Within the material below, find each line bearing the word "Chemie" and present it.

━━━━

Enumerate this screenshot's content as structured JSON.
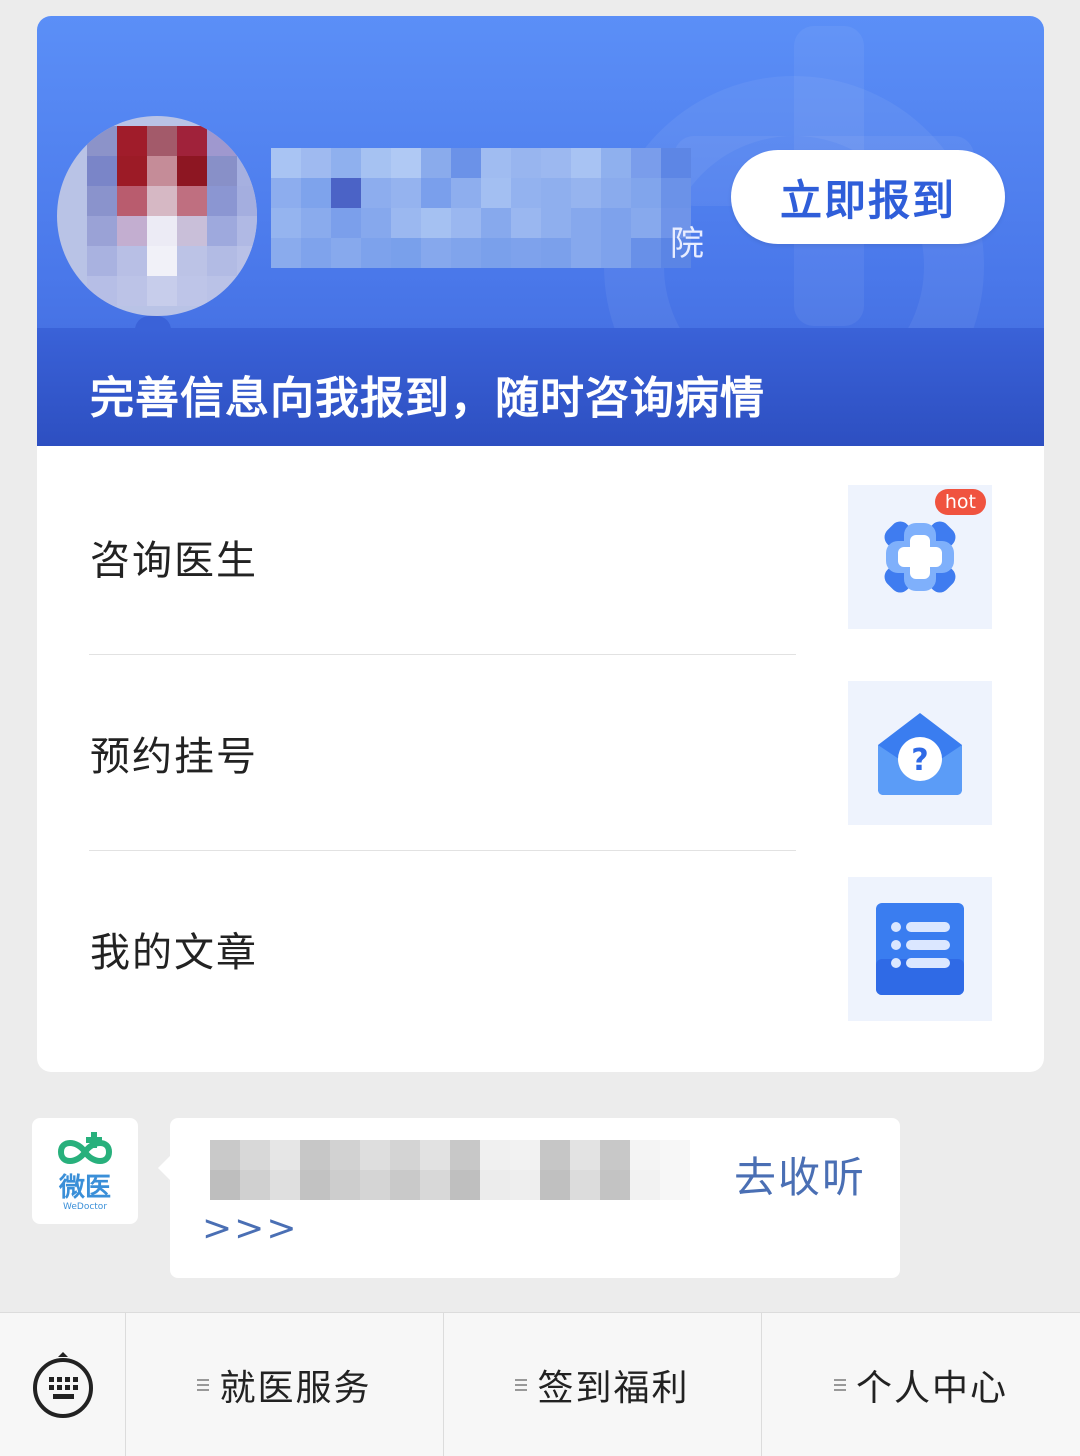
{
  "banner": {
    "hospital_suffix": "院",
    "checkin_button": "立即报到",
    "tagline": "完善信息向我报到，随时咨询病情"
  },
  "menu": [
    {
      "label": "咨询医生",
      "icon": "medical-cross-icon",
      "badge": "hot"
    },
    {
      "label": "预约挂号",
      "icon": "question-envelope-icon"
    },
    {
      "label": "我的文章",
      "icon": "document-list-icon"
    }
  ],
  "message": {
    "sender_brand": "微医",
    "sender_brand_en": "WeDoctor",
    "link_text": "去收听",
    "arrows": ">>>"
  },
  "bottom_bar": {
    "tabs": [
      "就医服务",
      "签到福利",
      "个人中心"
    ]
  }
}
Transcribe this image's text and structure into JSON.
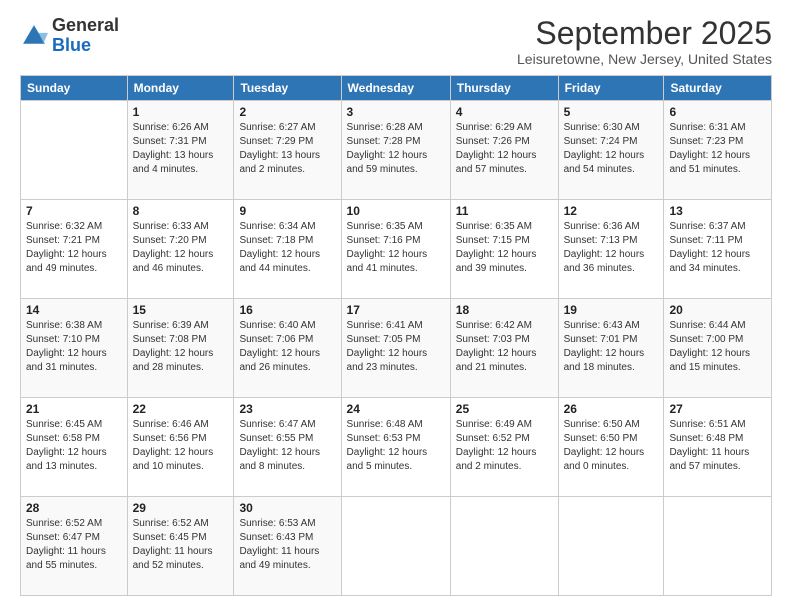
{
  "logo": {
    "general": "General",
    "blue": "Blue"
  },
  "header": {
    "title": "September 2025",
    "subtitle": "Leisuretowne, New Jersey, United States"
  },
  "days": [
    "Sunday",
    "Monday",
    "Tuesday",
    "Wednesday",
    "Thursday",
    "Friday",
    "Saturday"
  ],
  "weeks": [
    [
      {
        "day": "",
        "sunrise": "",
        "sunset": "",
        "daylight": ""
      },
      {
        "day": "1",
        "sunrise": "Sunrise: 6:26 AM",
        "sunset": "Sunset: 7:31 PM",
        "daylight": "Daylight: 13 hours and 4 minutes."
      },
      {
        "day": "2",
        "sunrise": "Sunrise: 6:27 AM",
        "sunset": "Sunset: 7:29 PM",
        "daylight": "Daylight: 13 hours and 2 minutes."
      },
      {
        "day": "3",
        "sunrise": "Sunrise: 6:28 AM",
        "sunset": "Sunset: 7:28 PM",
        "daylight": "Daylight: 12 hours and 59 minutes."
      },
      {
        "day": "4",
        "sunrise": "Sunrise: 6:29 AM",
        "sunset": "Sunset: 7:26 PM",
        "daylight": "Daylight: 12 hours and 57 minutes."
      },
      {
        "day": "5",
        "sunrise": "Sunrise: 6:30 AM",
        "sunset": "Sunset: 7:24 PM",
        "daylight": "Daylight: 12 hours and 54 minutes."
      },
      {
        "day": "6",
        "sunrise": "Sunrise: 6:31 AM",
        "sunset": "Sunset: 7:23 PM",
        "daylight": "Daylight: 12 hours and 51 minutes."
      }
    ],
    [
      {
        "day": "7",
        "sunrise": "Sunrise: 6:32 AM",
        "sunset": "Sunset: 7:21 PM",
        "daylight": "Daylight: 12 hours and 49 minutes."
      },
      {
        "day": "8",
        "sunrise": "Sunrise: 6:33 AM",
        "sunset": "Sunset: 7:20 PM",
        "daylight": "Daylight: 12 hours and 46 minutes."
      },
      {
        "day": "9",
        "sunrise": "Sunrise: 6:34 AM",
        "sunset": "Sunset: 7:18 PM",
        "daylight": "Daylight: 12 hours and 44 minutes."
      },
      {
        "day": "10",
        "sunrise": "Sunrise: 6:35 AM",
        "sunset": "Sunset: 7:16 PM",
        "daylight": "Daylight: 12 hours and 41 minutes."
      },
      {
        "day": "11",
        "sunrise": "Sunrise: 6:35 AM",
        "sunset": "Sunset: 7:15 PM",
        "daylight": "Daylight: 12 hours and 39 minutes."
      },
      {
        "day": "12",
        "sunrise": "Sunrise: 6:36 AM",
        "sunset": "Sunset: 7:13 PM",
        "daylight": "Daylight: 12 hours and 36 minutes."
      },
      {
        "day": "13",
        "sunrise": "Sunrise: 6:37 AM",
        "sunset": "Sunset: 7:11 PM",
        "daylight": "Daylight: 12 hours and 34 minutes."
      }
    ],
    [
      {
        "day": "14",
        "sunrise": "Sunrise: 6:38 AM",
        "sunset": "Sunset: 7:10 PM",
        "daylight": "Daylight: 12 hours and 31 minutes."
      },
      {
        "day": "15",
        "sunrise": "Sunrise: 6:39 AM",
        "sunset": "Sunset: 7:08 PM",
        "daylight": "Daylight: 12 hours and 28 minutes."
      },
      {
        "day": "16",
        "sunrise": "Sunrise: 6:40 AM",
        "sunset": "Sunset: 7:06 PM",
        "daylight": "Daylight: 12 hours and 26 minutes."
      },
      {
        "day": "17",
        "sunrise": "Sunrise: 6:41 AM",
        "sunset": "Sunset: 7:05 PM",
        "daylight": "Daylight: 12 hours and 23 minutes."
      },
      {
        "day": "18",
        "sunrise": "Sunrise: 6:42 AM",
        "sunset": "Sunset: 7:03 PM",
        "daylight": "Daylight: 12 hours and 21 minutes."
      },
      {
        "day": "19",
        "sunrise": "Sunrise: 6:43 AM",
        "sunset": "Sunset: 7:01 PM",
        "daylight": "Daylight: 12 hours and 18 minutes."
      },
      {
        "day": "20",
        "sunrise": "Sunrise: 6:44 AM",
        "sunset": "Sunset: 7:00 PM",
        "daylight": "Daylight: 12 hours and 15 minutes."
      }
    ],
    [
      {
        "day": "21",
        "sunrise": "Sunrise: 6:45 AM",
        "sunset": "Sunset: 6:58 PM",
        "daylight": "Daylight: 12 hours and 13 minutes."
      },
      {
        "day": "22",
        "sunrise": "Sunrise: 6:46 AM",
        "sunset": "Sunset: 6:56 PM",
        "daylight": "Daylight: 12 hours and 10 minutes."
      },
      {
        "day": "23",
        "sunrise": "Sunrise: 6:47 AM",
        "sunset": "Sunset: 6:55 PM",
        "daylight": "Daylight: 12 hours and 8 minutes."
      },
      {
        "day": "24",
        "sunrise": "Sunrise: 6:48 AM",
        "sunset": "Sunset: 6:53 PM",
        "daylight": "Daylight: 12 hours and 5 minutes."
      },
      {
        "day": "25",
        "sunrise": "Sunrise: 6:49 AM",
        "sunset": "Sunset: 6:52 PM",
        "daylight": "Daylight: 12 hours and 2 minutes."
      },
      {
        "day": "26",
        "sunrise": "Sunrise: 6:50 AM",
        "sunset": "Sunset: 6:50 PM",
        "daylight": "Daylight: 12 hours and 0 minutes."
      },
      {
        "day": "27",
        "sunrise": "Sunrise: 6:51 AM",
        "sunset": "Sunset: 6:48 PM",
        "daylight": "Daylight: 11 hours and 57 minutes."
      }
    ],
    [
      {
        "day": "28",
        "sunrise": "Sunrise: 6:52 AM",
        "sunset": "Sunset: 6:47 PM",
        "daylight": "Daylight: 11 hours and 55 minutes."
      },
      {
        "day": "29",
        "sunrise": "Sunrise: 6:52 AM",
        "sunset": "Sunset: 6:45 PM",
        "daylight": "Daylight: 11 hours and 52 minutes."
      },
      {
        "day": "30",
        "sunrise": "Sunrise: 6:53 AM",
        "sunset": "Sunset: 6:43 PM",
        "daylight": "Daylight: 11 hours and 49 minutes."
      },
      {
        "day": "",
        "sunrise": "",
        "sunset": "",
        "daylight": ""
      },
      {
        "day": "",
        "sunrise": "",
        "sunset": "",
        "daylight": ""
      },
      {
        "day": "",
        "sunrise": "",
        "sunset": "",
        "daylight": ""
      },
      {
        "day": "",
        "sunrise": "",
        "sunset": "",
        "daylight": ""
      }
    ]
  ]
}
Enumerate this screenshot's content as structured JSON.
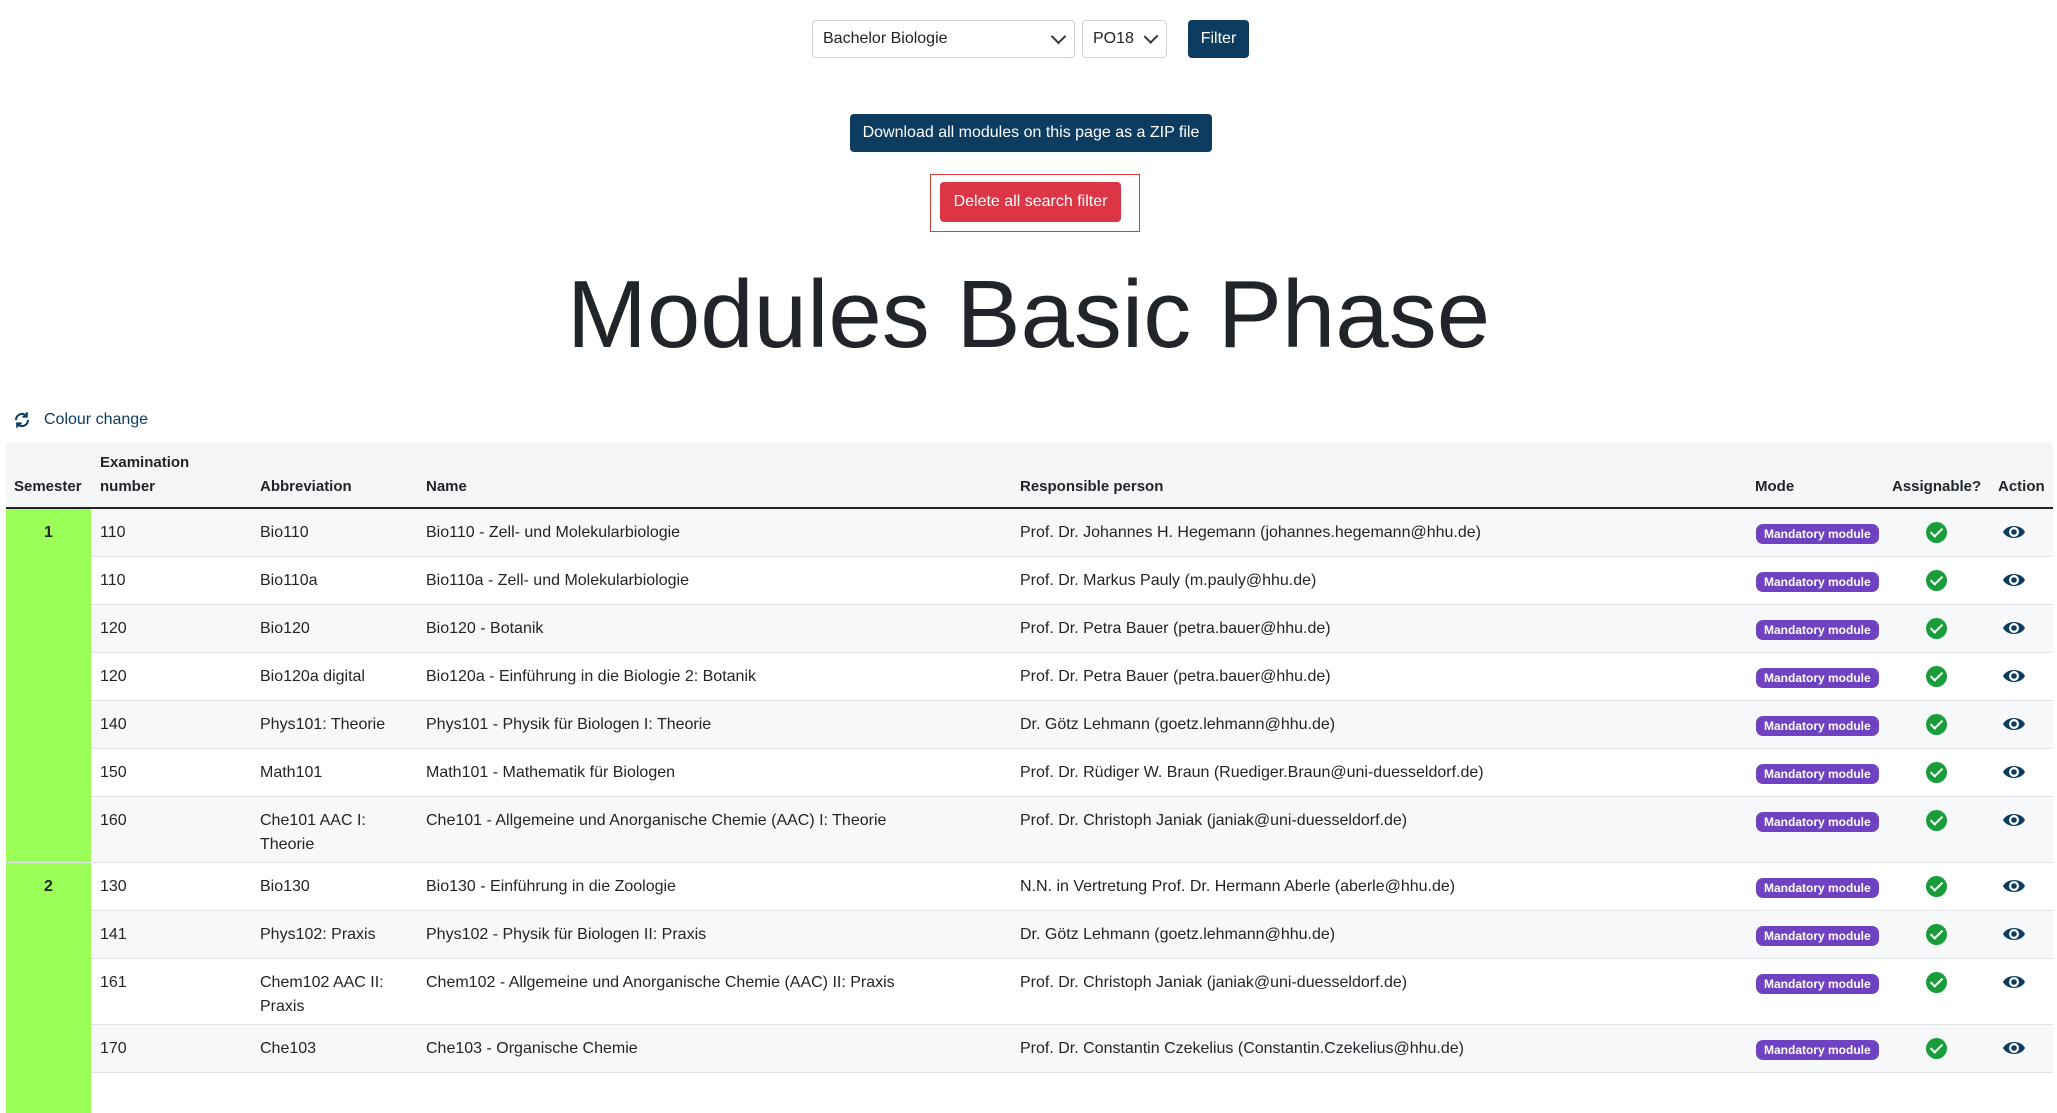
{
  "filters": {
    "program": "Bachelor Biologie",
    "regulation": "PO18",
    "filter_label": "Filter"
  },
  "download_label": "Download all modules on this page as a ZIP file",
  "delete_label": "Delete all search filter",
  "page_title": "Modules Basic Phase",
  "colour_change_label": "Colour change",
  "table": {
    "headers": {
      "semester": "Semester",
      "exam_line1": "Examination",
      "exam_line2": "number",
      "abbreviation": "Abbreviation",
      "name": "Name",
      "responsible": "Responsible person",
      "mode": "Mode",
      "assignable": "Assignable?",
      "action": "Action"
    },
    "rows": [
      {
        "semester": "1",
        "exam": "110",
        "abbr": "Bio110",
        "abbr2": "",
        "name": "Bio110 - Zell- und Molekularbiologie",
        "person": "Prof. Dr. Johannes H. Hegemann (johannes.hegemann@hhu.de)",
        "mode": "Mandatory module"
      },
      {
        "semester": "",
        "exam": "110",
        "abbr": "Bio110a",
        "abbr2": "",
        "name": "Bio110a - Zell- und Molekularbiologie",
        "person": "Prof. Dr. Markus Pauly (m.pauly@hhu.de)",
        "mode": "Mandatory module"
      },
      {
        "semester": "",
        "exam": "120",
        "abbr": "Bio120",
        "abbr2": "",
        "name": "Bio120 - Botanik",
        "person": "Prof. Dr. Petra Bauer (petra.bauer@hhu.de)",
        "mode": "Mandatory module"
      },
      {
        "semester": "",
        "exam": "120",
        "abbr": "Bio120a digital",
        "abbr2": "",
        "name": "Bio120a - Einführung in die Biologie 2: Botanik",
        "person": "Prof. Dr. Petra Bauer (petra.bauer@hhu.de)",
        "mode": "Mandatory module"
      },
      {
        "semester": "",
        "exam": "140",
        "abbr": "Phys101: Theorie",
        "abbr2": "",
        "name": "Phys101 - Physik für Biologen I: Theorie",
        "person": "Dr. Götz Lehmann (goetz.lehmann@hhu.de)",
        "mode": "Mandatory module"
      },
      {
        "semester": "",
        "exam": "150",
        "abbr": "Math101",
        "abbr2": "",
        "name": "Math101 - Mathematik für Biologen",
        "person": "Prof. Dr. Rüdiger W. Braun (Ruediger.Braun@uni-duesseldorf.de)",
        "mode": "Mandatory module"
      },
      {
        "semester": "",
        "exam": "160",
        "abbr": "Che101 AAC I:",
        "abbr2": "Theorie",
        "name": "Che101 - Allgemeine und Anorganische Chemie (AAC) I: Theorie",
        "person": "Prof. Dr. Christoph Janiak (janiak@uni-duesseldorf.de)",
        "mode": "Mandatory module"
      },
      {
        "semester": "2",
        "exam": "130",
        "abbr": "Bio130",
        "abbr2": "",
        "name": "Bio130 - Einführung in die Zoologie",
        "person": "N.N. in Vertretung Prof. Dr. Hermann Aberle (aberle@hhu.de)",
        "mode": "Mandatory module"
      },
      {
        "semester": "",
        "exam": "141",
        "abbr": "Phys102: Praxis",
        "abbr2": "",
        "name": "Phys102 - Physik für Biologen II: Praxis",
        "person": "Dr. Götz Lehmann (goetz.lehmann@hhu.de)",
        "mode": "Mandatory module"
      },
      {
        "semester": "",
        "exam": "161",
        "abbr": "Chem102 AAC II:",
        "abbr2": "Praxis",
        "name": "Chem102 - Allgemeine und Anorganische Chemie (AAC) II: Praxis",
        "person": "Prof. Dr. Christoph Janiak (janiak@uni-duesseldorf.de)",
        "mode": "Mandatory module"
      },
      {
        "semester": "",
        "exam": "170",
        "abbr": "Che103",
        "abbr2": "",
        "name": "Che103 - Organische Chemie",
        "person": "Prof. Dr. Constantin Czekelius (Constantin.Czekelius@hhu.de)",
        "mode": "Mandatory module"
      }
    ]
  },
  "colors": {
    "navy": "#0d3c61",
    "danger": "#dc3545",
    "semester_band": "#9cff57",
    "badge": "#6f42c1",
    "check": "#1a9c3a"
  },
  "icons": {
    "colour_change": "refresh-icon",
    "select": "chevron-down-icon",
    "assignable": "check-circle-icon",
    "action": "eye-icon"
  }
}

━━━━

* [Task output]:
        "name": "Che101 - Allgemeine und Anorganische Chemie (AAC) I: Theorie",
        "name": "Chem102 - Allgemeine und Anorganische Chemie (AAC) II: Praxis",
        "name": "Che103 - Organische Chemie",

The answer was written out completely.